The highlight of this park is the Trail of Ten Falls. We’re talking serious Wow Factor here.
This nationally recognized hiking trail snakes through a series of waterfalls along a rocky canyon thick with ferns, Big Leaf Maples, Western hemlock, Douglas fir and Alder trees. You pass behind several of the canyon’s most impressive gushers. (Hello, Hawkeye!)
The total loop trail is about nine miles. It offers several connecting points for shorter hikes, depending on what you want to see and how much time you have. For the best “Wow!” factor, you’ll probably want to start from the Stone Circle in the South Falls Day Use Area. Proceed along the Canyon Trail.
This trail might also double as the “International Trail.” The day we hiked this loop, we met hikers from half a dozen different states as well as Canada, Poland, France, Australia, Switzerland, Germany, and the U.K. Also the entire coaching staff of the University of Minnesota.
Official signage pegs the Trail of Ten Falls as “moderately difficult.” Nah. The trail includes some ups and downs and a few switchbacks. But the climbs are relatively short. The grades are mild. It’s a pretty easy hike for anyone in halfway decent shape. (If you’re not in halfway decent shape and tackle this trail, I won’t say “I told you so.” But I did tell you so.)
Also, the “No Trail” or “Stay Behind Rails” signs/barricades are there for a reason.
Arrive early to avoid crowds, especially on clear, sunny summer weekends. We arrived just after opening – at 8:00 a.m. – and had the trail to ourselves for a couple hours. There’s a $5.00 day use fee. Self-pay stations are located in parking lots.

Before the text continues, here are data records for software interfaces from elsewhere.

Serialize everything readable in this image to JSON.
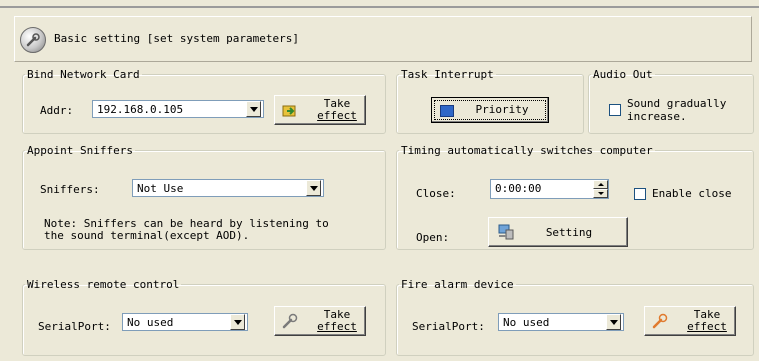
{
  "header": {
    "title": "Basic setting [set system parameters]",
    "icon": "wrench-icon"
  },
  "bind_network_card": {
    "legend": "Bind Network Card",
    "addr_label": "Addr:",
    "addr_value": "192.168.0.105",
    "take_effect_line1": "Take",
    "take_effect_line2": "effect"
  },
  "task_interrupt": {
    "legend": "Task Interrupt",
    "priority_label": "Priority"
  },
  "audio_out": {
    "legend": "Audio Out",
    "checkbox_line1": "Sound gradually",
    "checkbox_line2": "increase.",
    "checked": false
  },
  "appoint_sniffers": {
    "legend": "Appoint Sniffers",
    "sniffers_label": "Sniffers:",
    "sniffers_value": "Not Use",
    "note_line1": "Note: Sniffers can be heard by listening to",
    "note_line2": "the sound terminal(except AOD)."
  },
  "timing": {
    "legend": "Timing automatically switches computer",
    "close_label": "Close:",
    "close_value": "0:00:00",
    "enable_close_label": "Enable close",
    "enable_close_checked": false,
    "open_label": "Open:",
    "setting_label": "Setting"
  },
  "wireless": {
    "legend": "Wireless remote control",
    "serialport_label": "SerialPort:",
    "serialport_value": "No used",
    "take_effect_line1": "Take",
    "take_effect_line2": "effect"
  },
  "fire_alarm": {
    "legend": "Fire alarm device",
    "serialport_label": "SerialPort:",
    "serialport_value": "No used",
    "take_effect_line1": "Take",
    "take_effect_line2": "effect"
  }
}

And yes, on the west and north portions of the trail, a river runs through it. You’ll have to drive a ways for Missoula.